> _THE TASK_
Could you retype every entry below exactly as written?

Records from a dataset
+++
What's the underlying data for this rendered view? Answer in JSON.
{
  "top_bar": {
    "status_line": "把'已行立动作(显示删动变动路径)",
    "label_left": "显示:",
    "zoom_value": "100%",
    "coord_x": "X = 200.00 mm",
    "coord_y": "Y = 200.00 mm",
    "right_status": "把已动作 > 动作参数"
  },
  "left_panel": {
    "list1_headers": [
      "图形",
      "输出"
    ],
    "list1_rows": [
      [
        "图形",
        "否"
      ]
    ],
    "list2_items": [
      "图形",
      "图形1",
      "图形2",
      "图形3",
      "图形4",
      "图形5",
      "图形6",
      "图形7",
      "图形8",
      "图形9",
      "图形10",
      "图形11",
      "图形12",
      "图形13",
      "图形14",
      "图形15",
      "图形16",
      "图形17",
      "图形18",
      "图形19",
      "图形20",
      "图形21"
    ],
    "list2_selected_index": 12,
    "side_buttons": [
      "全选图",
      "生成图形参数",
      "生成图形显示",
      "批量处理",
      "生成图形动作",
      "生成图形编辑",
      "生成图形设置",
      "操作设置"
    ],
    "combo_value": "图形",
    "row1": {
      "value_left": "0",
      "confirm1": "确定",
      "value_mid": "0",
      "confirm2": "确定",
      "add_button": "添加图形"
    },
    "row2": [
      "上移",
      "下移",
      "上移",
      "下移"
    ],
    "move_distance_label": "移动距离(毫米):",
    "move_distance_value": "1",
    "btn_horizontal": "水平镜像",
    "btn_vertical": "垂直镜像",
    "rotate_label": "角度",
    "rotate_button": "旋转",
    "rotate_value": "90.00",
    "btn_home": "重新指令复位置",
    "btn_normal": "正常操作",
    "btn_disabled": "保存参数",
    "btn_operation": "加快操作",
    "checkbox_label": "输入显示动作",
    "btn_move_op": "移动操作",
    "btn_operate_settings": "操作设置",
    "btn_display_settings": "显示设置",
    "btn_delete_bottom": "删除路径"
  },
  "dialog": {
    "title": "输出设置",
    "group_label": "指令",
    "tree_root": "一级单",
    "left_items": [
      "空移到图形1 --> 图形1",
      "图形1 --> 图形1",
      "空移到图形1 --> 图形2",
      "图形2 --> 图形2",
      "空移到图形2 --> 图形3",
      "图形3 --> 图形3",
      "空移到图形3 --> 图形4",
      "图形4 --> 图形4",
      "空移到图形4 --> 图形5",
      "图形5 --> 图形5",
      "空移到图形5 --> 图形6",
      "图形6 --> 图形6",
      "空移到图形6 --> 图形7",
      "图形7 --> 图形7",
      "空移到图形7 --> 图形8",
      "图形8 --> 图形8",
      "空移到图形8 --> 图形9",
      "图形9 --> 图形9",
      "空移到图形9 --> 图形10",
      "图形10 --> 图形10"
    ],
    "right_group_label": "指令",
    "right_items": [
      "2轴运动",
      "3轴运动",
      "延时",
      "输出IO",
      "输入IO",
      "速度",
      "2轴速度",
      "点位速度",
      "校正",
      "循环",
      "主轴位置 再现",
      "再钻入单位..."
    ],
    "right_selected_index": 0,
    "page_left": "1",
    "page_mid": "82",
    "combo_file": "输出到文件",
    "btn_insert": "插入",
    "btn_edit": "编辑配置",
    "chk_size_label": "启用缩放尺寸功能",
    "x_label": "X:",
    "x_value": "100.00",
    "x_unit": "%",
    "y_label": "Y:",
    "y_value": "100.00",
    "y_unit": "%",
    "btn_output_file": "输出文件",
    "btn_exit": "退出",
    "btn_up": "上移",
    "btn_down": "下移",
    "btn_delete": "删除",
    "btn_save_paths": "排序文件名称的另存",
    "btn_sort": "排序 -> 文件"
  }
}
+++
> _EXERCISE RESULT_
What's the underlying data for this rendered view? Answer in JSON.
{
  "top_bar": {
    "status_line": "把'已行立动作(显示删动变动路径)",
    "label_left": "显示:",
    "zoom_value": "100%",
    "coord_x": "X = 200.00 mm",
    "coord_y": "Y = 200.00 mm",
    "right_status": "把已动作 > 动作参数"
  },
  "left_panel": {
    "list1_headers": [
      "图形",
      "输出"
    ],
    "list1_rows": [
      [
        "图形",
        "否"
      ]
    ],
    "list2_items": [
      "图形",
      "图形1",
      "图形2",
      "图形3",
      "图形4",
      "图形5",
      "图形6",
      "图形7",
      "图形8",
      "图形9",
      "图形10",
      "图形11",
      "图形12",
      "图形13",
      "图形14",
      "图形15",
      "图形16",
      "图形17",
      "图形18",
      "图形19",
      "图形20",
      "图形21"
    ],
    "list2_selected_index": 12,
    "side_buttons": [
      "全选图",
      "生成图形参数",
      "生成图形显示",
      "批量处理",
      "生成图形动作",
      "生成图形编辑",
      "生成图形设置",
      "操作设置"
    ],
    "combo_value": "图形",
    "row1": {
      "value_left": "0",
      "confirm1": "确定",
      "value_mid": "0",
      "confirm2": "确定",
      "add_button": "添加图形"
    },
    "row2": [
      "上移",
      "下移",
      "上移",
      "下移"
    ],
    "move_distance_label": "移动距离(毫米):",
    "move_distance_value": "1",
    "btn_horizontal": "水平镜像",
    "btn_vertical": "垂直镜像",
    "rotate_label": "角度",
    "rotate_button": "旋转",
    "rotate_value": "90.00",
    "btn_home": "重新指令复位置",
    "btn_normal": "正常操作",
    "btn_disabled": "保存参数",
    "btn_operation": "加快操作",
    "checkbox_label": "输入显示动作",
    "btn_move_op": "移动操作",
    "btn_operate_settings": "操作设置",
    "btn_display_settings": "显示设置",
    "btn_delete_bottom": "删除路径"
  },
  "dialog": {
    "title": "输出设置",
    "group_label": "指令",
    "tree_root": "一级单",
    "left_items": [
      "空移到图形1 --> 图形1",
      "图形1 --> 图形1",
      "空移到图形1 --> 图形2",
      "图形2 --> 图形2",
      "空移到图形2 --> 图形3",
      "图形3 --> 图形3",
      "空移到图形3 --> 图形4",
      "图形4 --> 图形4",
      "空移到图形4 --> 图形5",
      "图形5 --> 图形5",
      "空移到图形5 --> 图形6",
      "图形6 --> 图形6",
      "空移到图形6 --> 图形7",
      "图形7 --> 图形7",
      "空移到图形7 --> 图形8",
      "图形8 --> 图形8",
      "空移到图形8 --> 图形9",
      "图形9 --> 图形9",
      "空移到图形9 --> 图形10",
      "图形10 --> 图形10"
    ],
    "right_group_label": "指令",
    "right_items": [
      "2轴运动",
      "3轴运动",
      "延时",
      "输出IO",
      "输入IO",
      "速度",
      "2轴速度",
      "点位速度",
      "校正",
      "循环",
      "主轴位置 再现",
      "再钻入单位..."
    ],
    "right_selected_index": 0,
    "page_left": "1",
    "page_mid": "82",
    "combo_file": "输出到文件",
    "btn_insert": "插入",
    "btn_edit": "编辑配置",
    "chk_size_label": "启用缩放尺寸功能",
    "x_label": "X:",
    "x_value": "100.00",
    "x_unit": "%",
    "y_label": "Y:",
    "y_value": "100.00",
    "y_unit": "%",
    "btn_output_file": "输出文件",
    "btn_exit": "退出",
    "btn_up": "上移",
    "btn_down": "下移",
    "btn_delete": "删除",
    "btn_save_paths": "排序文件名称的另存",
    "btn_sort": "排序 -> 文件"
  }
}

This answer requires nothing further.